The Newscripts blog would like to be closer Internet buddies with our glossy print Newscripts column, so here we highlight what’s going on in the current issue of C&EN.
Meet Anders. He's 51 and Swedish. He's also one of more than 78,000 people who have applied to take a one-way trip to Mars.
As this week's Newscripts column explores, Netherlands-based "nonprofit" Mars One is currently soliciting applications from individuals interested in traveling to the Red Planet in 2023 and never returning. Approximately 28 to 40 applicants will be chosen from the pool of applicants to participate in a reality show in which they will train for seven years for the mission. An audience vote will then help determine the four people who will ultimately go where no man has gone before.
There is a video portion to the application that requires applicants, such as Anders, to tell a little bit about themselves and explain their reasons for wanting to travel to a foreign planet. Many of these videos are posted to the Mars One website, and what's most striking about them is the general lack of enthusiasm many of these applicants have when discussing the opportunity to go to Mars. "I've often fantasized to just get on board a spaceship and go to explore the universe. I often get the feeling that I don't belong here, but out there, in space," the aforementioned Anders says, without so much as a smile.
Red rocks: Rendering of Mars One settlement. Credit: Bryan Versteeg/Mars One
What's behind this dearth of excitement? Maybe, deep down, the applicants recognize just how unlikely this trip to Mars really is. Mars One's website says that the mission will cost $6 billion. It's an astronomical figure that seems even more unobtainable when considering that the website says that the revenue Mars One generates from its reality show of civilian astronaut boot camp will somehow be on par with that generated by previous Olympic Games. The comparison seems ill-conceived, especially considering that the revenue generated by NBC during the last Olympic Games was barely enough to cover the network's expenses.

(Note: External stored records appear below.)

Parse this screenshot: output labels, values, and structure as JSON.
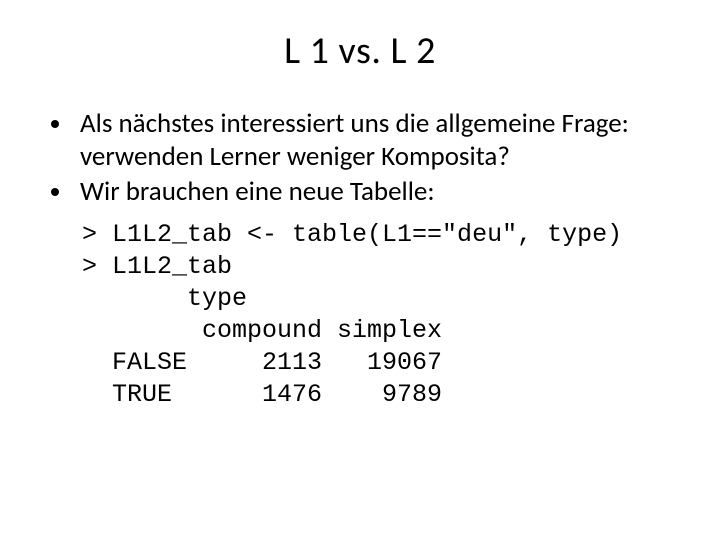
{
  "title": "L 1 vs. L 2",
  "bullets": [
    "Als nächstes interessiert uns die allgemeine Frage: verwenden Lerner weniger Komposita?",
    "Wir brauchen eine neue Tabelle:"
  ],
  "code": {
    "line1": "> L1L2_tab <- table(L1==\"deu\", type)",
    "line2": "> L1L2_tab",
    "line3": "       type",
    "line4": "        compound simplex",
    "line5": "  FALSE     2113   19067",
    "line6": "  TRUE      1476    9789"
  },
  "chart_data": {
    "type": "table",
    "title": "L1L2_tab",
    "row_labels": [
      "FALSE",
      "TRUE"
    ],
    "col_labels": [
      "compound",
      "simplex"
    ],
    "values": [
      [
        2113,
        19067
      ],
      [
        1476,
        9789
      ]
    ]
  }
}
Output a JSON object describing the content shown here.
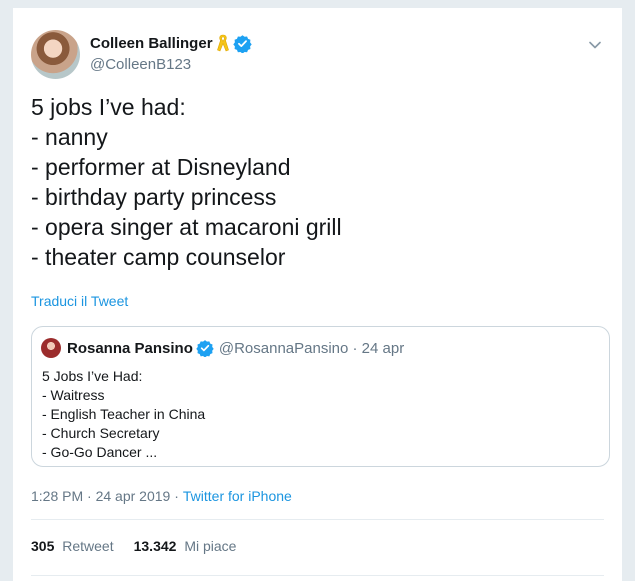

A more tangible exploration of science comes in the second part of the Newscripts column, which discusses ChemKnits, a blog that features more than 40 chemistry-themed knitting charts. The charts include designs for a coffee-cup cozy emblazoned with the caffeine molecule and a wine cozy sporting resveratrol. "When deciding on what molecules to knit, I think first about the visual impact and if I can add some wit to the design," says Rebecca Roush Brown, the creator of the website and a Ph.D. who graduated from Harvard University in 2011 after studying biological chemistry and molecular pharmacology.
Interested in seeing this wit on full display? Swing on over to the ChemKnits blog to check out Brown's impressive library of molecular designs.
Wine cozy: Resveratrol gets some sweet threads. Credit: Courtesy of Rebecca Brown